    Can you please share the settings such as the wattage used for cutting various lengths you have experienced? Also the kerf value for that wire and wattage for taper cut ?
    That would save tons of foam from being wasted 🙂
    Thanks in advance !

    • Keith

      Hi Irwan
      I’ve just made a video showing the settings I use. Its a troubleshooting and questions video that’s quite long It you have a look around 47 minutes in I discuss powering the wire and settings.
      I never need to use very much tension on the wire, I only used the pulley system when I made fuselage sections because the carriages where close together. The spring just got in the way.
      I use around 2.2 amps on a 750mm wire 0.4 diameter and a cutting speed of 2mm/sec or 120mm/min. The foam cutter works best with a constant current power supply. I wonder if you are supplying too much power to the wire and cutting too fast. I’ve never had any issues with the wire stretching. I always leave the cutting speed at 2mm/sec and vary the current to get a good cut. My Kerf is set a 2mm but I use the Smart kerf option in DevWing Foam 2 which help with tapered cuts.

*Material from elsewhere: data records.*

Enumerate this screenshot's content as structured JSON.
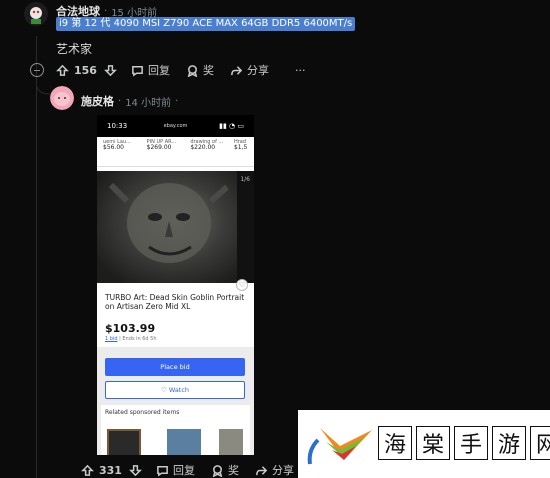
{
  "comment1": {
    "author": "合法地球",
    "time": "15 小时前",
    "flair": "i9 第 12 代 4090 MSI Z790 ACE MAX 64GB DDR5 6400MT/s",
    "body": "艺术家",
    "votes": "156",
    "reply_label": "回复",
    "award_label": "奖",
    "share_label": "分享",
    "more_label": "···"
  },
  "comment2": {
    "author": "施皮格",
    "time": "14 小时前",
    "votes": "331",
    "reply_label": "回复",
    "award_label": "奖",
    "share_label": "分享"
  },
  "embedded": {
    "status_time": "10:33",
    "url": "ebay.com",
    "sold": [
      {
        "name": "uemi Lau...",
        "price": "$56.00"
      },
      {
        "name": "PIN UP AR...",
        "price": "$269.00"
      },
      {
        "name": "drawing of ...",
        "price": "$220.00"
      },
      {
        "name": "Hrad",
        "price": "$1,5"
      }
    ],
    "image_counter": "1/6",
    "title": "TURBO Art: Dead Skin Goblin Portrait on Artisan Zero Mid XL",
    "price": "$103.99",
    "bids_link": "1 bid",
    "bids_rest": " | Ends in 6d 5h",
    "place_bid": "Place bid",
    "watch": "♡ Watch",
    "related": "Related sponsored items"
  },
  "watermark": {
    "chars": [
      "海",
      "棠",
      "手",
      "游",
      "网"
    ]
  },
  "colors": {
    "background": "#0b0b0b",
    "flair_bg": "#4a7fd0",
    "ebay_blue": "#3665f3"
  }
}
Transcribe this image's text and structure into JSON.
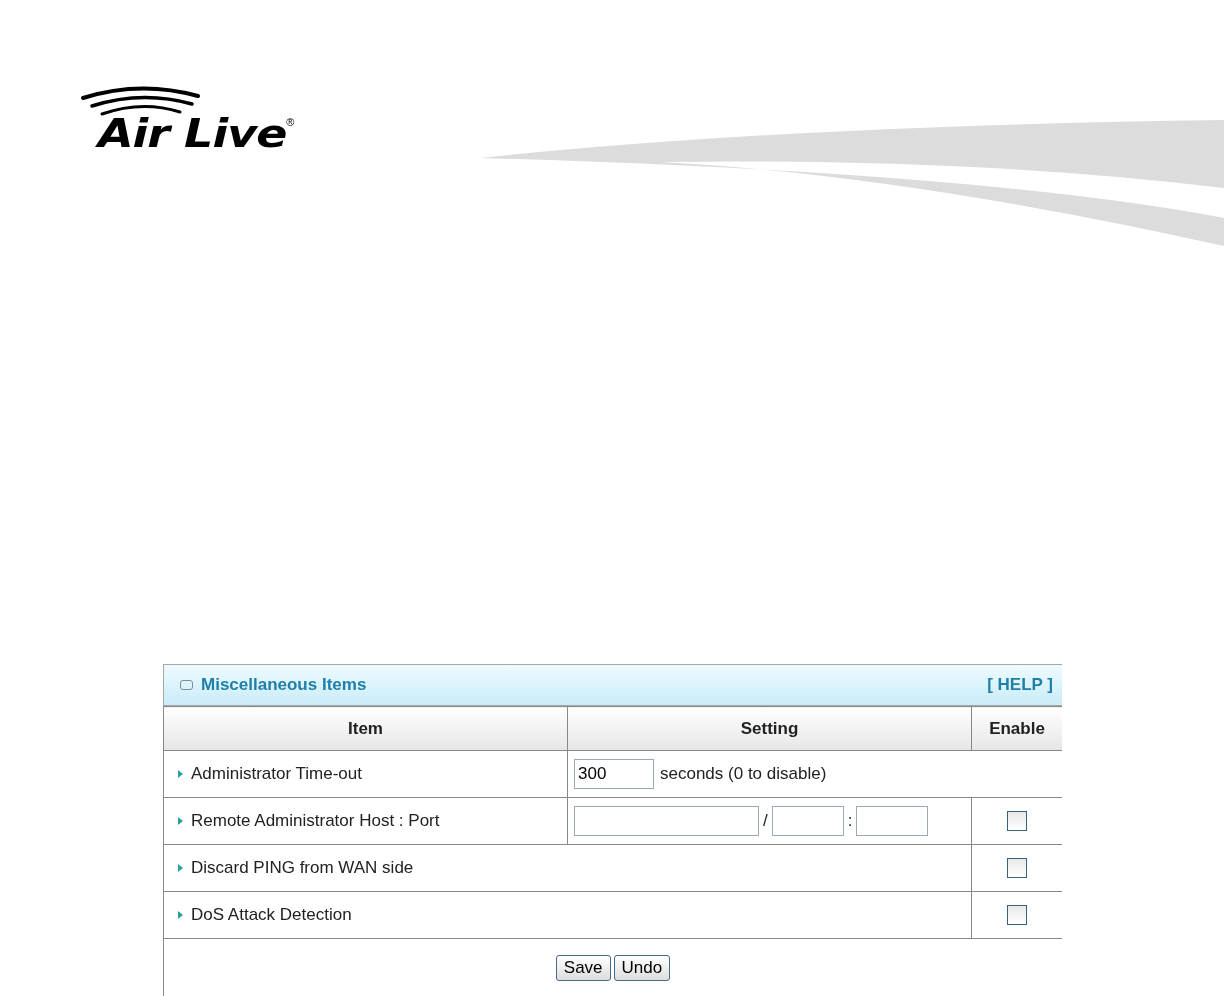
{
  "logo": {
    "text": "Air Live",
    "mark": "®"
  },
  "panel": {
    "title": "Miscellaneous Items",
    "help": "[ HELP ]",
    "columns": [
      "Item",
      "Setting",
      "Enable"
    ],
    "rows": [
      {
        "kind": "timeout",
        "label": "Administrator Time-out",
        "value": "300",
        "note": "seconds (0 to disable)"
      },
      {
        "kind": "host_port",
        "label": "Remote Administrator Host : Port",
        "separators": [
          "/",
          ":"
        ],
        "checked": false
      },
      {
        "kind": "toggle",
        "label": "Discard PING from WAN side",
        "checked": false
      },
      {
        "kind": "toggle",
        "label": "DoS Attack Detection",
        "checked": false
      }
    ],
    "buttons": [
      "Save",
      "Undo"
    ]
  }
}
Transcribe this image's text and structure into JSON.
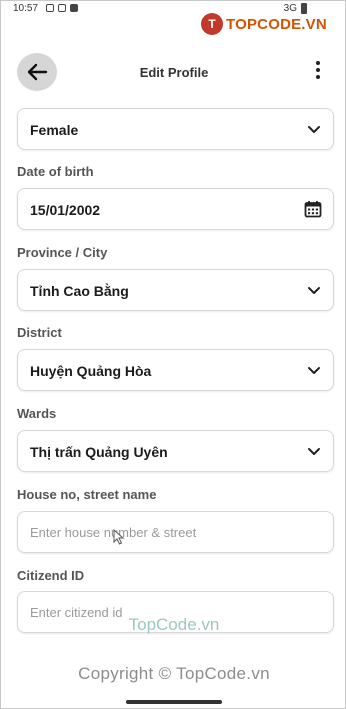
{
  "status_bar": {
    "time": "10:57",
    "network": "3G"
  },
  "watermark_logo": {
    "mark": "T",
    "text": "TOPCODE.VN"
  },
  "header": {
    "title": "Edit Profile"
  },
  "form": {
    "gender": {
      "value": "Female"
    },
    "date_of_birth": {
      "label": "Date of birth",
      "value": "15/01/2002"
    },
    "province": {
      "label": "Province / City",
      "value": "Tỉnh Cao Bằng"
    },
    "district": {
      "label": "District",
      "value": "Huyện Quảng Hòa"
    },
    "wards": {
      "label": "Wards",
      "value": "Thị trấn Quảng Uyên"
    },
    "house": {
      "label": "House no, street name",
      "placeholder": "Enter house number & street"
    },
    "citizen": {
      "label": "Citizend ID",
      "placeholder": "Enter citizend id"
    }
  },
  "watermarks": {
    "site": "TopCode.vn",
    "copyright": "Copyright © TopCode.vn"
  }
}
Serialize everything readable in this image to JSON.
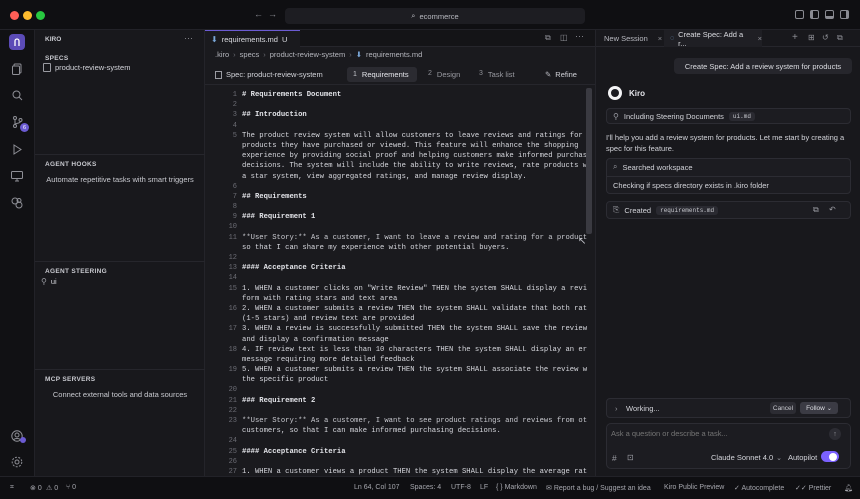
{
  "titlebar": {
    "search_text": "ecommerce"
  },
  "sidebar": {
    "title": "KIRO",
    "specs_header": "SPECS",
    "spec_item": "product-review-system",
    "hooks_header": "AGENT HOOKS",
    "hooks_text": "Automate repetitive tasks with smart triggers",
    "steering_header": "AGENT STEERING",
    "steering_item": "ui",
    "mcp_header": "MCP SERVERS",
    "mcp_text": "Connect external tools and data sources",
    "badge_count": "6"
  },
  "editor": {
    "tab_label": "requirements.md",
    "tab_modified": "U",
    "breadcrumb": [
      ".kiro",
      "specs",
      "product-review-system",
      "requirements.md"
    ],
    "spec_label": "Spec: product-review-system",
    "steps": [
      {
        "num": "1",
        "label": "Requirements"
      },
      {
        "num": "2",
        "label": "Design"
      },
      {
        "num": "3",
        "label": "Task list"
      }
    ],
    "refine_label": "Refine",
    "lines": [
      {
        "n": "1",
        "t": "# Requirements Document"
      },
      {
        "n": "2",
        "t": ""
      },
      {
        "n": "3",
        "t": "## Introduction"
      },
      {
        "n": "4",
        "t": ""
      },
      {
        "n": "5",
        "t": "The product review system will allow customers to leave reviews and ratings for"
      },
      {
        "n": "",
        "t": "products they have purchased or viewed. This feature will enhance the shopping"
      },
      {
        "n": "",
        "t": "experience by providing social proof and helping customers make informed purchasing"
      },
      {
        "n": "",
        "t": "decisions. The system will include the ability to write reviews, rate products with"
      },
      {
        "n": "",
        "t": "a star system, view aggregated ratings, and manage review display."
      },
      {
        "n": "6",
        "t": ""
      },
      {
        "n": "7",
        "t": "## Requirements"
      },
      {
        "n": "8",
        "t": ""
      },
      {
        "n": "9",
        "t": "### Requirement 1"
      },
      {
        "n": "10",
        "t": ""
      },
      {
        "n": "11",
        "t": "**User Story:** As a customer, I want to leave a review and rating for a product,"
      },
      {
        "n": "",
        "t": "so that I can share my experience with other potential buyers."
      },
      {
        "n": "12",
        "t": ""
      },
      {
        "n": "13",
        "t": "#### Acceptance Criteria"
      },
      {
        "n": "14",
        "t": ""
      },
      {
        "n": "15",
        "t": "1. WHEN a customer clicks on \"Write Review\" THEN the system SHALL display a review"
      },
      {
        "n": "",
        "t": "form with rating stars and text area"
      },
      {
        "n": "16",
        "t": "2. WHEN a customer submits a review THEN the system SHALL validate that both rating"
      },
      {
        "n": "",
        "t": "(1-5 stars) and review text are provided"
      },
      {
        "n": "17",
        "t": "3. WHEN a review is successfully submitted THEN the system SHALL save the review"
      },
      {
        "n": "",
        "t": "and display a confirmation message"
      },
      {
        "n": "18",
        "t": "4. IF review text is less than 10 characters THEN the system SHALL display an error"
      },
      {
        "n": "",
        "t": "message requiring more detailed feedback"
      },
      {
        "n": "19",
        "t": "5. WHEN a customer submits a review THEN the system SHALL associate the review with"
      },
      {
        "n": "",
        "t": "the specific product"
      },
      {
        "n": "20",
        "t": ""
      },
      {
        "n": "21",
        "t": "### Requirement 2"
      },
      {
        "n": "22",
        "t": ""
      },
      {
        "n": "23",
        "t": "**User Story:** As a customer, I want to see product ratings and reviews from other"
      },
      {
        "n": "",
        "t": "customers, so that I can make informed purchasing decisions."
      },
      {
        "n": "24",
        "t": ""
      },
      {
        "n": "25",
        "t": "#### Acceptance Criteria"
      },
      {
        "n": "26",
        "t": ""
      },
      {
        "n": "27",
        "t": "1. WHEN a customer views a product THEN the system SHALL display the average rating"
      }
    ]
  },
  "chat": {
    "tab1": "New Session",
    "tab2": "Create Spec: Add a r...",
    "user_message": "Create Spec: Add a review system for products",
    "assistant_name": "Kiro",
    "steering_label": "Including Steering Documents",
    "steering_file": "ui.md",
    "reply": "I'll help you add a review system for products. Let me start by creating a spec for this feature.",
    "searched_label": "Searched workspace",
    "searched_detail": "Checking if specs directory exists in .kiro folder",
    "created_label": "Created",
    "created_file": "requirements.md",
    "working_label": "Working...",
    "cancel_label": "Cancel",
    "follow_label": "Follow",
    "input_placeholder": "Ask a question or describe a task...",
    "model_label": "Claude Sonnet 4.0",
    "autopilot_label": "Autopilot"
  },
  "status": {
    "errors": "0",
    "warnings": "0",
    "ports": "0",
    "position": "Ln 64, Col 107",
    "spaces": "Spaces: 4",
    "encoding": "UTF-8",
    "eol": "LF",
    "language": "Markdown",
    "report": "Report a bug / Suggest an idea",
    "preview": "Kiro Public Preview",
    "autocomplete": "Autocomplete",
    "prettier": "Prettier"
  }
}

      Hope that helps

  4. irwan

    Thank you Keith, I watched the video, very informative.
    I am now having issues with the lead weight (1.5kg) not pulling the wire enough for tension on return cut for tapered wing at the wider chord. Is it possible heavier lead caused the wire to actually grip the pulley more.
    I learned a few things or two with the frame the rigid boxy frame, the smaller cut requires longer travel when placed at middle 🙁 Luckily Devwing has option to tilt the cut, however, it doesnt make the wire to start at home, unless we enforced it to get to home position before cut right ?

    • Keith

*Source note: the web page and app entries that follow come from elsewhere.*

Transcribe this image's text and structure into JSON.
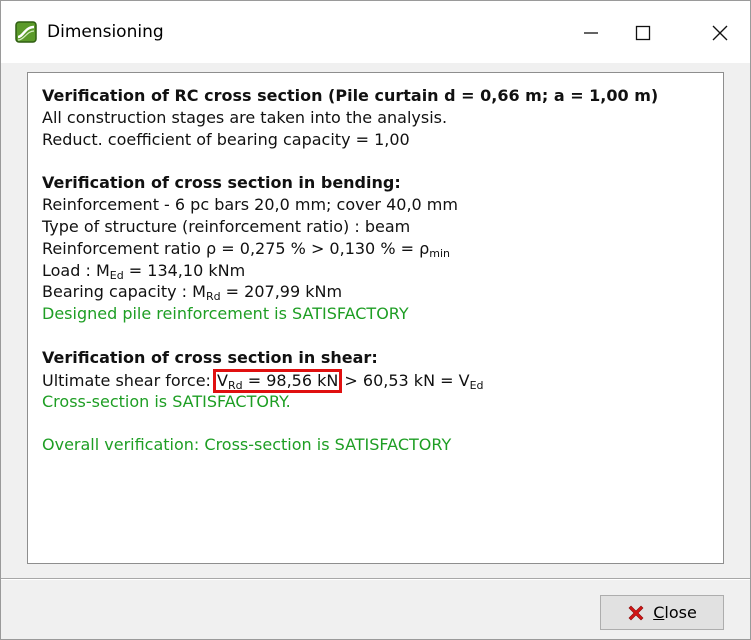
{
  "window": {
    "title": "Dimensioning",
    "minimize_glyph": "—",
    "maximize_glyph": "☐",
    "close_glyph": "✕",
    "icon": "app-logo-icon"
  },
  "report": {
    "section1_heading": "Verification of RC cross section (Pile curtain d = 0,66 m; a = 1,00 m)",
    "section1_lines": [
      "All construction stages are taken into the analysis.",
      "Reduct. coefficient of bearing capacity = 1,00"
    ],
    "bending_heading": "Verification of cross section in bending:",
    "bending_reinforcement": "Reinforcement - 6 pc bars 20,0 mm; cover 40,0 mm",
    "bending_structure_type": "Type of structure (reinforcement ratio) : beam",
    "ratio_text": "Reinforcement ratio ρ = 0,275 % > 0,130 % = ρ",
    "ratio_sub": "min",
    "load_prefix": "Load : M",
    "load_sub": "Ed",
    "load_suffix": " = 134,10 kNm",
    "capacity_prefix": "Bearing capacity : M",
    "capacity_sub": "Rd",
    "capacity_suffix": " = 207,99 kNm",
    "bending_result": "Designed pile reinforcement is SATISFACTORY",
    "shear_heading": "Verification of cross section in shear:",
    "shear_prefix": "Ultimate shear force: ",
    "shear_hl_v": "V",
    "shear_hl_sub": "Rd",
    "shear_hl_value": " = 98,56 kN",
    "shear_suffix": " > 60,53 kN = V",
    "shear_suffix_sub": "Ed",
    "shear_result": "Cross-section is SATISFACTORY.",
    "overall_result": "Overall verification: Cross-section is SATISFACTORY"
  },
  "footer": {
    "close_label_first": "C",
    "close_label_rest": "lose",
    "close_icon": "red-x-icon"
  },
  "colors": {
    "satisfactory_green": "#1e9e24",
    "highlight_red": "#e01010",
    "close_icon_red": "#d21414"
  }
}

      Hi Irwan
      You might want to try using a bow on the machine have a look at this video from Nathan who just built a new machine using a bow.
      This doesn’t apply any tension on the machine which may work better for you.
      I use the option to align the trailing edge to the wire and it always works OK, not sure I understand question maybe you could send a picture.

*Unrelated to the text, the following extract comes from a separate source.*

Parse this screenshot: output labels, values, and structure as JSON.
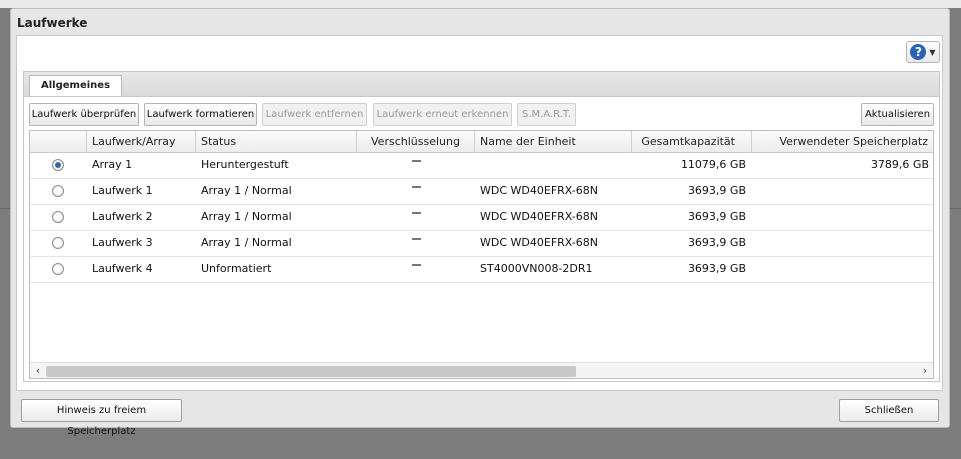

  5. irwan

    Hi Keith,
    The video you sent me, its awsome setup with the bow,
    Its do able with my setup, I will need to print afew mounting, may be I will try that if I cant get current one to get a good cut.
    I need to see fiddle around with devwing to find that align the trailing edge to wire, I dont recall of that option. I only remember setting the LE as home. In the simulation cut, instead of starting from home, when I cut the wing at an angle , the wire starts at the trailing edge at an angle.

    • Keith

      Hi Irwan
      The option is in the cutting project. Here’s a link to a picture showing the option Align Trailing Edge

  6. irwan

    Noted. Will try that one. Thanks a bunch

  7. irwan

    Hi keith I dont know how to post picture here.
    I just want to let you know the cnc works now, after trying several wires, I ended up with awg 28 nichrome wire, right now cutting at 160mm/s with 1.6kerf and 35 watt (1.6A) . The result is good. Finished cutting a few turtledecks. I will be trying 900mm length tomorrow for the wing, it should be fun trying to get good kerf 🙂
    I also changed my controller to Novusun NVCM, changed the motor wire to shielded ones, it has been running reliably now. In the past I keep burning driver, and get electrical noise which made the motor running erratically at random times.
    If I know I would stuck with radiance cut again, i would use belt system instead, it would be cheaper.
    The frame I am using is v-slot and i made it to a box frame. its quite rigid, the only downside is with the length I got at 1179 between X and A, I am space limited in cutting shorter length part and need to offset the parts, something i learned after the frame was done. The good side i can easily zero the gantry with some measuring shims I made.
    to pull the hot wire I put 2kg at one end, tension is good.
    Since I am using v-slot, I also made a few 3dprinted foam holder which makes things alot easier too.

Leave a Reply

Your email address will not be published. Required fields are marked *

This site uses Akismet to reduce spam. Learn how your comment data is processed.